▸ What needs to be done:
Could you copy every entry exactly, dropping the pictures?

▸ Information supplied:
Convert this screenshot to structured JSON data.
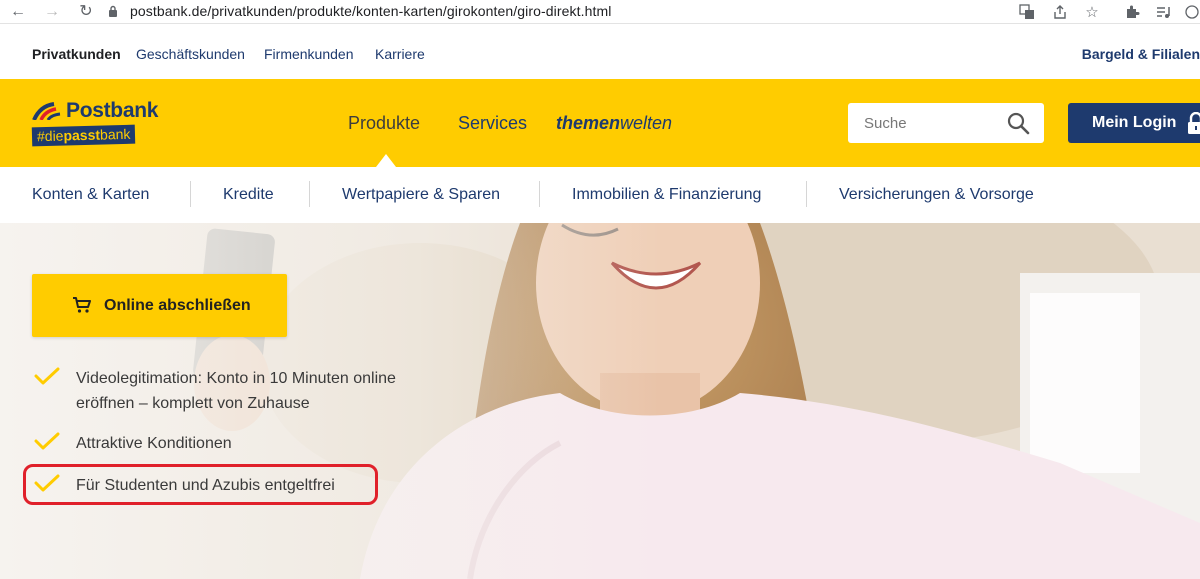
{
  "browser": {
    "url": "postbank.de/privatkunden/produkte/konten-karten/girokonten/giro-direkt.html"
  },
  "utility_nav": {
    "items": [
      {
        "label": "Privatkunden"
      },
      {
        "label": "Geschäftskunden"
      },
      {
        "label": "Firmenkunden"
      },
      {
        "label": "Karriere"
      }
    ],
    "right_link": "Bargeld & Filialen"
  },
  "header": {
    "logo_name": "Postbank",
    "logo_tag_prefix": "#die",
    "logo_tag_bold": "passt",
    "logo_tag_suffix": "bank",
    "main_nav": {
      "produkte": "Produkte",
      "services": "Services",
      "themen_bold": "themen",
      "themen_light": "welten"
    },
    "search_placeholder": "Suche",
    "login_label": "Mein Login"
  },
  "categories": [
    {
      "label": "Konten & Karten"
    },
    {
      "label": "Kredite"
    },
    {
      "label": "Wertpapiere & Sparen"
    },
    {
      "label": "Immobilien & Finanzierung"
    },
    {
      "label": "Versicherungen & Vorsorge"
    }
  ],
  "hero": {
    "cta_label": "Online abschließen",
    "features": [
      {
        "line1": "Videolegitimation: Konto in 10 Minuten online",
        "line2": "eröffnen – komplett von Zuhause"
      },
      {
        "line1": "Attraktive Konditionen"
      },
      {
        "line1": "Für Studenten und Azubis entgeltfrei"
      }
    ]
  },
  "colors": {
    "brand_yellow": "#ffcc00",
    "brand_blue": "#1e3a6e",
    "highlight_red": "#e0202a"
  }
}
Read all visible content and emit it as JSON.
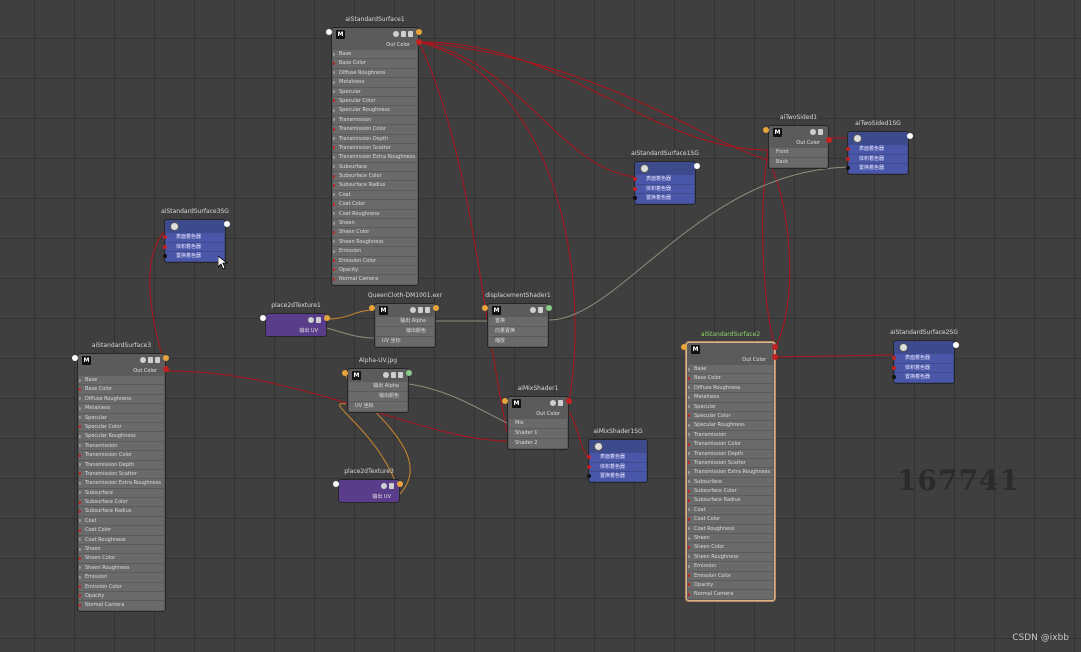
{
  "colors": {
    "grid_bg": "#3f3f3f",
    "wire_red": "#b0141e",
    "wire_grey": "#8e8e7c",
    "wire_orange": "#c9862e",
    "shading_group": "#3d4a8c",
    "place2d": "#5a3d8a",
    "selected_title": "#8cd86c"
  },
  "standard_attrs": [
    "Base",
    "Base Color",
    "Diffuse Roughness",
    "Metalness",
    "Specular",
    "Specular Color",
    "Specular Roughness",
    "Transmission",
    "Transmission Color",
    "Transmission Depth",
    "Transmission Scatter",
    "Transmission Extra Roughness",
    "Subsurface",
    "Subsurface Color",
    "Subsurface Radius",
    "Coat",
    "Coat Color",
    "Coat Roughness",
    "Sheen",
    "Sheen Color",
    "Sheen Roughness",
    "Emission",
    "Emission Color",
    "Opacity",
    "Normal Camera"
  ],
  "sg_rows": [
    "表面着色器",
    "体积着色器",
    "置换着色器"
  ],
  "nodes": {
    "ss1": {
      "title": "aiStandardSurface1",
      "out": "Out Color",
      "icon": "M"
    },
    "ss2": {
      "title": "aiStandardSurface2",
      "out": "Out Color",
      "icon": "M"
    },
    "ss3": {
      "title": "aiStandardSurface3",
      "out": "Out Color",
      "icon": "M"
    },
    "sg3": {
      "title": "aiStandardSurface3SG"
    },
    "sg1": {
      "title": "aiStandardSurface1SG"
    },
    "sg2": {
      "title": "aiStandardSurface2SG"
    },
    "twosided": {
      "title": "aiTwoSided1",
      "out": "Out Color",
      "front": "Front",
      "back": "Back",
      "icon": "M"
    },
    "twosg": {
      "title": "aiTwoSided1SG"
    },
    "p2d1": {
      "title": "place2dTexture1",
      "out": "输出 UV"
    },
    "p2d3": {
      "title": "place2dTexture3",
      "out": "输出 UV"
    },
    "queen": {
      "title": "QueenCloth-DM1001.exr",
      "out1": "输出 Alpha",
      "out2": "输出颜色",
      "in1": "UV 坐标",
      "icon": "M"
    },
    "alpha": {
      "title": "Alpha-UV.jpg",
      "out1": "输出 Alpha",
      "out2": "输出颜色",
      "in1": "UV 坐标",
      "icon": "M"
    },
    "disp": {
      "title": "displacementShader1",
      "r1": "置换",
      "r2": "向量置换",
      "r3": "缩放",
      "icon": "M"
    },
    "mix": {
      "title": "aiMixShader1",
      "out": "Out Color",
      "r1": "Mix",
      "r2": "Shader 1",
      "r3": "Shader 2",
      "icon": "M"
    },
    "mixsg": {
      "title": "aiMixShader1SG"
    }
  },
  "watermark": "167741",
  "credit": "CSDN @ixbb"
}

▸ Finished task:
Convert this screenshot to structured JSON data.
{
  "browser": {
    "url": "postbank.de/privatkunden/produkte/konten-karten/girokonten/giro-direkt.html"
  },
  "utility_nav": {
    "items": [
      {
        "label": "Privatkunden"
      },
      {
        "label": "Geschäftskunden"
      },
      {
        "label": "Firmenkunden"
      },
      {
        "label": "Karriere"
      }
    ],
    "right_link": "Bargeld & Filialen"
  },
  "header": {
    "logo_name": "Postbank",
    "logo_tag_prefix": "#die",
    "logo_tag_bold": "passt",
    "logo_tag_suffix": "bank",
    "main_nav": {
      "produkte": "Produkte",
      "services": "Services",
      "themen_bold": "themen",
      "themen_light": "welten"
    },
    "search_placeholder": "Suche",
    "login_label": "Mein Login"
  },
  "categories": [
    {
      "label": "Konten & Karten"
    },
    {
      "label": "Kredite"
    },
    {
      "label": "Wertpapiere & Sparen"
    },
    {
      "label": "Immobilien & Finanzierung"
    },
    {
      "label": "Versicherungen & Vorsorge"
    }
  ],
  "hero": {
    "cta_label": "Online abschließen",
    "features": [
      {
        "line1": "Videolegitimation: Konto in 10 Minuten online",
        "line2": "eröffnen – komplett von Zuhause"
      },
      {
        "line1": "Attraktive Konditionen"
      },
      {
        "line1": "Für Studenten und Azubis entgeltfrei"
      }
    ]
  },
  "colors": {
    "brand_yellow": "#ffcc00",
    "brand_blue": "#1e3a6e",
    "highlight_red": "#e0202a"
  }
}
Read all visible content and emit it as JSON.
{
  "colors": {
    "grid_bg": "#3f3f3f",
    "wire_red": "#b0141e",
    "wire_grey": "#8e8e7c",
    "wire_orange": "#c9862e",
    "shading_group": "#3d4a8c",
    "place2d": "#5a3d8a",
    "selected_title": "#8cd86c"
  },
  "standard_attrs": [
    "Base",
    "Base Color",
    "Diffuse Roughness",
    "Metalness",
    "Specular",
    "Specular Color",
    "Specular Roughness",
    "Transmission",
    "Transmission Color",
    "Transmission Depth",
    "Transmission Scatter",
    "Transmission Extra Roughness",
    "Subsurface",
    "Subsurface Color",
    "Subsurface Radius",
    "Coat",
    "Coat Color",
    "Coat Roughness",
    "Sheen",
    "Sheen Color",
    "Sheen Roughness",
    "Emission",
    "Emission Color",
    "Opacity",
    "Normal Camera"
  ],
  "sg_rows": [
    "表面着色器",
    "体积着色器",
    "置换着色器"
  ],
  "nodes": {
    "ss1": {
      "title": "aiStandardSurface1",
      "out": "Out Color",
      "icon": "M"
    },
    "ss2": {
      "title": "aiStandardSurface2",
      "out": "Out Color",
      "icon": "M"
    },
    "ss3": {
      "title": "aiStandardSurface3",
      "out": "Out Color",
      "icon": "M"
    },
    "sg3": {
      "title": "aiStandardSurface3SG"
    },
    "sg1": {
      "title": "aiStandardSurface1SG"
    },
    "sg2": {
      "title": "aiStandardSurface2SG"
    },
    "twosided": {
      "title": "aiTwoSided1",
      "out": "Out Color",
      "front": "Front",
      "back": "Back",
      "icon": "M"
    },
    "twosg": {
      "title": "aiTwoSided1SG"
    },
    "p2d1": {
      "title": "place2dTexture1",
      "out": "输出 UV"
    },
    "p2d3": {
      "title": "place2dTexture3",
      "out": "输出 UV"
    },
    "queen": {
      "title": "QueenCloth-DM1001.exr",
      "out1": "输出 Alpha",
      "out2": "输出颜色",
      "in1": "UV 坐标",
      "icon": "M"
    },
    "alpha": {
      "title": "Alpha-UV.jpg",
      "out1": "输出 Alpha",
      "out2": "输出颜色",
      "in1": "UV 坐标",
      "icon": "M"
    },
    "disp": {
      "title": "displacementShader1",
      "r1": "置换",
      "r2": "向量置换",
      "r3": "缩放",
      "icon": "M"
    },
    "mix": {
      "title": "aiMixShader1",
      "out": "Out Color",
      "r1": "Mix",
      "r2": "Shader 1",
      "r3": "Shader 2",
      "icon": "M"
    },
    "mixsg": {
      "title": "aiMixShader1SG"
    }
  },
  "watermark": "167741",
  "credit": "CSDN @ixbb"
}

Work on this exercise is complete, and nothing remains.